Attending architecture schools is an unexpected challenge for many students. If you want to become an architect, prepare yourself for how grueling an architecture degree really is. Especially at top architecture schools, studio courses are a rite of passage and a lot of students drop out. For those that make it through, completing a degree in architecture is well worth it. Here are a few ways to cope.

Be prepared to spend a good portion of your waking hours in the studio. You have to accept upfront that you are not going to have the 'typical' college experience of partying and hanging around the dorm. That said, you are trading it for something that is potentially even more rewarding. Studio work in architecture schools is often engaging and interesting, and you'll form lifelong bonds with your classmates. But if you absolutely cannot be deprived of the opportunity to perfect your keg stand technique, maybe you need to reconsider your major.

Learn to manage your time. Many students don't grasp this concept until too late, but some learn to treat their architecture courses like a job. Plan to be there at the same time every morning and work consistently. Make a schedule to assure you will complete all the requirements of the project in time for your critique. Keep lists on a daily basis of the items you must accomplish, but be realistic. If you follow this advice, you will avoid the extremely late nights that make architecture schools infamous. You will also avoid the stress involved with rushing to complete your project just in time for a deadline.

Set aside some time for yourself. Obviously deadlines are an exception, but try to set aside at least one evening a week to have some fun, and also allow yourself to catch up on some sleep. Take a little time occasionally to go on a walk, do yoga, or get some other form of exercise on a daily basis. You spend a lot of hours sitting in architecture school, so a little physical activity is important.
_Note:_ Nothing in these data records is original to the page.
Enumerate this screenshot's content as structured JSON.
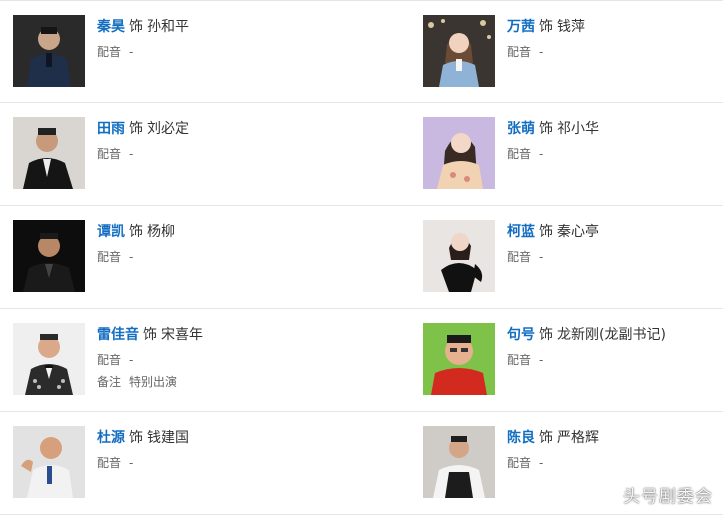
{
  "labels": {
    "as": "饰",
    "dub": "配音",
    "dash": "-",
    "note": "备注"
  },
  "cast": [
    {
      "actor": "秦昊",
      "role": "孙和平",
      "note": null
    },
    {
      "actor": "万茜",
      "role": "钱萍",
      "note": null
    },
    {
      "actor": "田雨",
      "role": "刘必定",
      "note": null
    },
    {
      "actor": "张萌",
      "role": "祁小华",
      "note": null
    },
    {
      "actor": "谭凯",
      "role": "杨柳",
      "note": null
    },
    {
      "actor": "柯蓝",
      "role": "秦心亭",
      "note": null
    },
    {
      "actor": "雷佳音",
      "role": "宋喜年",
      "note": "特别出演"
    },
    {
      "actor": "句号",
      "role": "龙新刚(龙副书记)",
      "note": null
    },
    {
      "actor": "杜源",
      "role": "钱建国",
      "note": null
    },
    {
      "actor": "陈良",
      "role": "严格辉",
      "note": null
    }
  ],
  "watermark": "头号剧委会",
  "colors": {
    "actor_link": "#136ec2",
    "text": "#333333",
    "meta": "#666666",
    "divider": "#e6e6e6"
  }
}
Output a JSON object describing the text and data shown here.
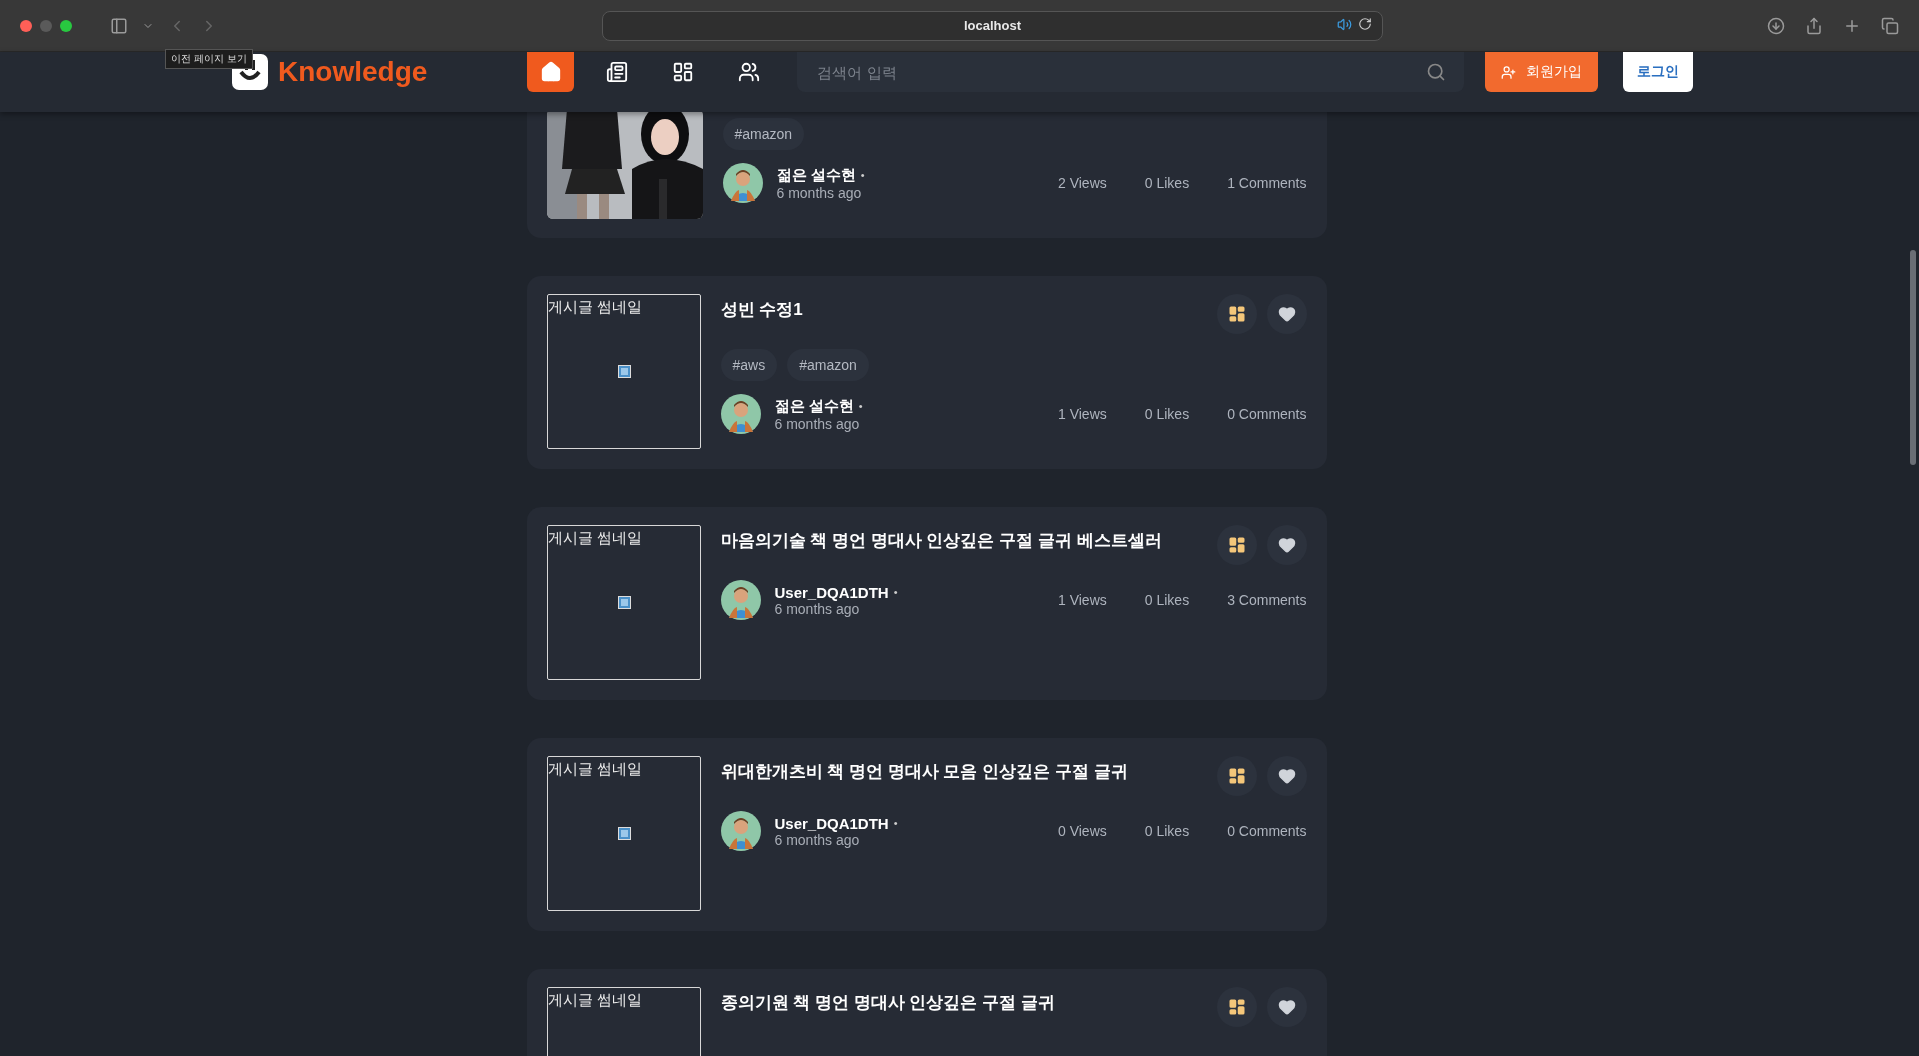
{
  "browser": {
    "url": "localhost",
    "tooltip": "이전 페이지 보기"
  },
  "header": {
    "logo": "Knowledge",
    "nav": [
      {
        "kind": "home",
        "selected": true
      },
      {
        "kind": "posts",
        "selected": false
      },
      {
        "kind": "board",
        "selected": false
      },
      {
        "kind": "people",
        "selected": false
      }
    ],
    "search": {
      "placeholder": "검색어 입력"
    },
    "signup": "회원가입",
    "login": "로그인"
  },
  "posts": [
    {
      "thumbnail": {
        "kind": "picture"
      },
      "tags": [
        "#amazon"
      ],
      "author": "젊은 설수현",
      "dot": "•",
      "time": "6 months ago",
      "views": "2 Views",
      "likes": "0 Likes",
      "comments": "1 Comments"
    },
    {
      "thumbnail": {
        "kind": "broken",
        "alt": "게시글 썸네일"
      },
      "title": "성빈 수정1",
      "tags": [
        "#aws",
        "#amazon"
      ],
      "author": "젊은 설수현",
      "dot": "•",
      "time": "6 months ago",
      "views": "1 Views",
      "likes": "0 Likes",
      "comments": "0 Comments"
    },
    {
      "thumbnail": {
        "kind": "broken",
        "alt": "게시글 썸네일"
      },
      "title": "마음의기술 책 명언 명대사 인상깊은 구절 글귀 베스트셀러",
      "author": "User_DQA1DTH",
      "dot": "•",
      "time": "6 months ago",
      "views": "1 Views",
      "likes": "0 Likes",
      "comments": "3 Comments"
    },
    {
      "thumbnail": {
        "kind": "broken",
        "alt": "게시글 썸네일"
      },
      "title": "위대한개츠비 책 명언 명대사 모음 인상깊은 구절 글귀",
      "author": "User_DQA1DTH",
      "dot": "•",
      "time": "6 months ago",
      "views": "0 Views",
      "likes": "0 Likes",
      "comments": "0 Comments"
    },
    {
      "thumbnail": {
        "kind": "broken",
        "alt": "게시글 썸네일"
      },
      "title": "종의기원 책 명언 명대사 인상깊은 구절 글귀"
    }
  ]
}
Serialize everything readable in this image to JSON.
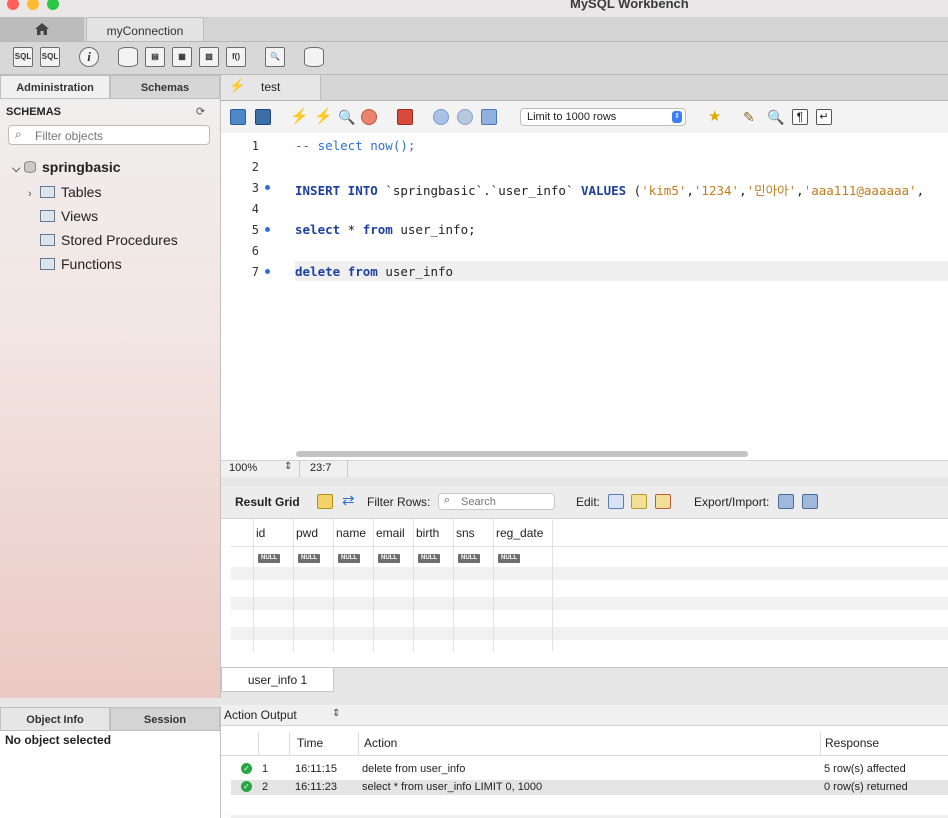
{
  "window": {
    "title": "MySQL Workbench"
  },
  "tabs": {
    "connection_label": "myConnection"
  },
  "toolbar": {
    "icons": [
      "sql-new-icon",
      "sql-open-icon",
      "info-icon",
      "db-add-icon",
      "table-add-icon",
      "view-add-icon",
      "routine-add-icon",
      "function-add-icon",
      "inspector-icon",
      "reconnect-icon"
    ]
  },
  "sidebar": {
    "tabs": {
      "administration": "Administration",
      "schemas": "Schemas"
    },
    "header": "SCHEMAS",
    "filter_placeholder": "Filter objects",
    "tree": {
      "schema": "springbasic",
      "items": [
        "Tables",
        "Views",
        "Stored Procedures",
        "Functions"
      ]
    }
  },
  "info_panel": {
    "tabs": {
      "object_info": "Object Info",
      "session": "Session"
    },
    "message": "No object selected"
  },
  "query_tab": {
    "label": "test"
  },
  "editor_toolbar": {
    "limit_label": "Limit to 1000 rows"
  },
  "editor": {
    "line_numbers": [
      "1",
      "2",
      "3",
      "4",
      "5",
      "6",
      "7"
    ],
    "lines": {
      "l1": "-- select now();",
      "l3_kw1": "INSERT INTO",
      "l3_ident": " `springbasic`.`user_info` ",
      "l3_kw2": "VALUES",
      "l3_open": " (",
      "l3_s1": "'kim5'",
      "l3_s2": "'1234'",
      "l3_s3": "'민아아'",
      "l3_s4": "'aaa111@aaaaaa'",
      "l5_kw1": "select",
      "l5_mid": " * ",
      "l5_kw2": "from",
      "l5_rest": " user_info;",
      "l7_kw1": "delete",
      "l7_kw2": "from",
      "l7_rest": " user_info"
    },
    "status": {
      "zoom": "100%",
      "cursor_pos": "23:7"
    }
  },
  "result": {
    "grid_label": "Result Grid",
    "filter_label": "Filter Rows:",
    "search_placeholder": "Search",
    "edit_label": "Edit:",
    "export_label": "Export/Import:",
    "columns": [
      "id",
      "pwd",
      "name",
      "email",
      "birth",
      "sns",
      "reg_date"
    ],
    "null_label": "NULL",
    "tab_label": "user_info 1"
  },
  "output": {
    "selector_label": "Action Output",
    "columns": {
      "time": "Time",
      "action": "Action",
      "response": "Response"
    },
    "rows": [
      {
        "num": "1",
        "time": "16:11:15",
        "action": "delete from user_info",
        "response": "5 row(s) affected"
      },
      {
        "num": "2",
        "time": "16:11:23",
        "action": "select * from user_info LIMIT 0, 1000",
        "response": "0 row(s) returned"
      }
    ]
  },
  "colors": {
    "accent": "#2f6fd8",
    "keyword": "#1d3fa0",
    "string": "#c47a18",
    "ok": "#27a744"
  }
}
Spend time in your school library flipping through architectural publications. Designing can be intimidating even for an experienced architect, but remember, it's not necessary to reinvent the wheel. Studying precedents is a great way to learn what works and what doesn't and how you can apply this knowledge to your own projects.

Don't neglect your other classes. It's easy to get sucked into the world of architecture studio, but remember you're getting grades for all those other required credits, too. Think of these other classes as a break from studio. Architectural schools can be very focused, but the best architects are knowledgeable about other subjects as well.